Submitted by Armida on Mon, 02/11/2013 - 11:53
|Assessing the importance of snowmelt water supply from 'historical' records of snow accumulation and runoff, Jhelum catchment, Pakistan Himalaya
|Year of Conference
|de Scally, F. A.
|62nd Annual Western Snow Conference
|Proceedings of the 62nd Annual Western Snow Conference
|Western Snow Conference
|Sante Fe, New Mexico
|Jhelum River, Pakistan, Snow courses
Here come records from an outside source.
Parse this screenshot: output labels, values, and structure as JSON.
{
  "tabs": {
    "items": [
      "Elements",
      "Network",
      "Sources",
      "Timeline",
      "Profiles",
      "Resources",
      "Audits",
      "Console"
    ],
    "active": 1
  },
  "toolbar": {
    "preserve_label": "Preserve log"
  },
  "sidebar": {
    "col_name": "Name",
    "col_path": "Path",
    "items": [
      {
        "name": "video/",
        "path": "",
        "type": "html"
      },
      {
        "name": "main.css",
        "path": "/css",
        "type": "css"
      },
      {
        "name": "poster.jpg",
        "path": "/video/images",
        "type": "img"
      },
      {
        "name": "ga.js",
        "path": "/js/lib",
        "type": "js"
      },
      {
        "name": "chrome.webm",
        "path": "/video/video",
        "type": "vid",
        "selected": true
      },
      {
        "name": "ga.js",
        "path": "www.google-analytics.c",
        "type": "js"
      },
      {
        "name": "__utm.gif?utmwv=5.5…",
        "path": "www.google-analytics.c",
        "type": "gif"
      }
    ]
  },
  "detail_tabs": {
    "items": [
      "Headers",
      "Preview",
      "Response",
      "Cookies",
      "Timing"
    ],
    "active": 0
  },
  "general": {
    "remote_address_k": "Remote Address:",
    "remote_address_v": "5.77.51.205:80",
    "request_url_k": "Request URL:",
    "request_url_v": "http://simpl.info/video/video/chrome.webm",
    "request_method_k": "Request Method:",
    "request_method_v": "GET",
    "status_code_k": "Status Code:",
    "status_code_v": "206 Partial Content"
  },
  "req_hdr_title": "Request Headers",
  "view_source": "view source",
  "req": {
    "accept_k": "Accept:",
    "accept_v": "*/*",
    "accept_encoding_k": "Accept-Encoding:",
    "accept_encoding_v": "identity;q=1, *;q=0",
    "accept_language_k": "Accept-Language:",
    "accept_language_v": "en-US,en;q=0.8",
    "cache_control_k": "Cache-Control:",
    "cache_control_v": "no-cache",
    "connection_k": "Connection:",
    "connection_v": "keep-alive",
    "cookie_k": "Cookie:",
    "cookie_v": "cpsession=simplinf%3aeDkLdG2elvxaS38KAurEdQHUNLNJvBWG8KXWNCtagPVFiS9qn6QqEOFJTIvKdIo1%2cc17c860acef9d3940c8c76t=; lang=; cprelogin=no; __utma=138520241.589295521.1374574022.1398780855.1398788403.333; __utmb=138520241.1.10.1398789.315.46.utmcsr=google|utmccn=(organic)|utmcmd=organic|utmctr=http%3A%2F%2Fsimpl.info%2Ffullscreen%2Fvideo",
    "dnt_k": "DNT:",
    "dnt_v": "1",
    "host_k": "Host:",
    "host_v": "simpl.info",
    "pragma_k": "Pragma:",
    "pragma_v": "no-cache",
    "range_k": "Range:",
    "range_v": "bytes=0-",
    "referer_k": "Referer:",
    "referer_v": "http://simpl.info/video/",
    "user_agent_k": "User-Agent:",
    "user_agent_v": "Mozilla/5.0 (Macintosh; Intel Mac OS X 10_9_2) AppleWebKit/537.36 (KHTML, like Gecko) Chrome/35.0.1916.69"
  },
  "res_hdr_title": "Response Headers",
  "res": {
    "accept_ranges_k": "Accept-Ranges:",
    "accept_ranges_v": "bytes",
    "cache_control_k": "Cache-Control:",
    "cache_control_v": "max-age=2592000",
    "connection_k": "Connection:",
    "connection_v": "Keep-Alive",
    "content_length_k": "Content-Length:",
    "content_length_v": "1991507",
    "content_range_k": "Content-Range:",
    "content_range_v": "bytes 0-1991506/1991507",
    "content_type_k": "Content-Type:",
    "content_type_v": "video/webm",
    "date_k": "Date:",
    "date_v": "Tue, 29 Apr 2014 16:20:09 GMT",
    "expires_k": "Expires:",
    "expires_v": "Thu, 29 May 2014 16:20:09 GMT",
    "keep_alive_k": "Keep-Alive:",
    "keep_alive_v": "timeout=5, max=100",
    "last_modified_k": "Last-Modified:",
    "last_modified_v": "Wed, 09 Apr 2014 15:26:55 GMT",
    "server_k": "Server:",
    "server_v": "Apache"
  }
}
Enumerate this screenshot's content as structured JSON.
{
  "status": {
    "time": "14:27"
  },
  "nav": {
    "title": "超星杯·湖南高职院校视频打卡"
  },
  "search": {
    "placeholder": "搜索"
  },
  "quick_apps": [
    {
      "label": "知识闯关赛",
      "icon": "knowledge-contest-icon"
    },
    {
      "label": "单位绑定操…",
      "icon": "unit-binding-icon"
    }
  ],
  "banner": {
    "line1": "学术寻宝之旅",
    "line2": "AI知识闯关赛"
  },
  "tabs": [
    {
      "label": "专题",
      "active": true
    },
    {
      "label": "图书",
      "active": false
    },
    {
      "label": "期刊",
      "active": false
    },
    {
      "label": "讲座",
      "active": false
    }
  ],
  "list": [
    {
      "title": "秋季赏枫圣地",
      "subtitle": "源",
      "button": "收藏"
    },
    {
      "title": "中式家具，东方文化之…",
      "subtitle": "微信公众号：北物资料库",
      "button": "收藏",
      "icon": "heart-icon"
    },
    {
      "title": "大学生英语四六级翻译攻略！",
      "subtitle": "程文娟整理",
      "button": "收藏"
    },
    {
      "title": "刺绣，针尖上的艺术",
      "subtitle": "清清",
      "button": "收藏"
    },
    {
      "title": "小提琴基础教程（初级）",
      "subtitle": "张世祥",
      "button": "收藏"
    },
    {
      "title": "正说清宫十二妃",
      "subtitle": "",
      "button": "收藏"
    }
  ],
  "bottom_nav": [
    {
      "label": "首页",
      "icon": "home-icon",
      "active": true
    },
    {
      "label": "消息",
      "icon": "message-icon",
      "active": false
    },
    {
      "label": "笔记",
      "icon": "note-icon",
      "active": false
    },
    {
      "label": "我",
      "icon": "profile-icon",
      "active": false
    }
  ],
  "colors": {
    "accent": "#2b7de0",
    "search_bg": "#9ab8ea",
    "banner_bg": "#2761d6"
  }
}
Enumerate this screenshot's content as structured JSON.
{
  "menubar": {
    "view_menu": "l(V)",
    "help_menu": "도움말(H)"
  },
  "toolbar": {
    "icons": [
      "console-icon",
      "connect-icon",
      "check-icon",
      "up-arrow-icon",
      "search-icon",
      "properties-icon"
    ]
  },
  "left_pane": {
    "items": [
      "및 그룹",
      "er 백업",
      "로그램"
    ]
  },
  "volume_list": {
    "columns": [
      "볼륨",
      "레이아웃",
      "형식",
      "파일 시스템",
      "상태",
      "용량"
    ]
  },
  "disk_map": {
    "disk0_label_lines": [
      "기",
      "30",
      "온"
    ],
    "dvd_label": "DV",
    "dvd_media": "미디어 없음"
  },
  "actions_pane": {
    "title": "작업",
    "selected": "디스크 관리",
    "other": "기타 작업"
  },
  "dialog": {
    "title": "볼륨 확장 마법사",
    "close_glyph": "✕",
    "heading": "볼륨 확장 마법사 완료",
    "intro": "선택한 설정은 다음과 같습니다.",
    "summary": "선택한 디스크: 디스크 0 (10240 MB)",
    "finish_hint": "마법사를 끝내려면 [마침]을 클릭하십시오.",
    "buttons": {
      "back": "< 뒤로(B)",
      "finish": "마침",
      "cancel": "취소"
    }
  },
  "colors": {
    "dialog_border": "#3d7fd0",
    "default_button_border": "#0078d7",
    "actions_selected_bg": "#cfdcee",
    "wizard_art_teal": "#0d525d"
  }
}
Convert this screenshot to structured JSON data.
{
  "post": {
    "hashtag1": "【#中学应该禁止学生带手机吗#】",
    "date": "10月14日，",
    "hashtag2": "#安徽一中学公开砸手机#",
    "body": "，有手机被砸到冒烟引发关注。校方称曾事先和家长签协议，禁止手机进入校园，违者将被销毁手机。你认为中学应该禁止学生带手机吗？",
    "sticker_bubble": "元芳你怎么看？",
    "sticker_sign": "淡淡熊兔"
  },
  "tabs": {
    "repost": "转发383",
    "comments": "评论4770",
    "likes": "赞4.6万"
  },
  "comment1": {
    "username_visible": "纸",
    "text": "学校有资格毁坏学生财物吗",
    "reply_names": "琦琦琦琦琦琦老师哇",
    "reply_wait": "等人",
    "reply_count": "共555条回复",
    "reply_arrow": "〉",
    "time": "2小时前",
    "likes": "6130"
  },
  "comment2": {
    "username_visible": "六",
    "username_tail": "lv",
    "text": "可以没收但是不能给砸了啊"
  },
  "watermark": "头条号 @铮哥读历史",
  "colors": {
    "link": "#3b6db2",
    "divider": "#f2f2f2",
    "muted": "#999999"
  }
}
The importance of snowmelt water supply in the Jhelum River catchment is assessed by comparing the ‘historical’ records of winter snow accumulation and runoff in Pakistani sub-basins. The snow accumulation records, although only five to eight years long, represent the only such data available for this region of the western Himalaya. Strong statistical correlations are found to exist between point measurements of the annual maximum of snowpack water equivalent or total winter precipitation, and total annual runoff. Point measurements of total winter snowfall also show a generally significant correlation with annual runoff. Other evidence reinforces the conclusion that snowmelt is the dominant source of annual runoff, and indicates the potential value of such snow accumulation measurements for predicting seasonal and annual runoff, particularly since remotely sensed data have so far been difficult to obtain. However, such predictions may be complicated in this region by the effects of a continental-scale feedback mechanism between snow cover and the summer monsoon.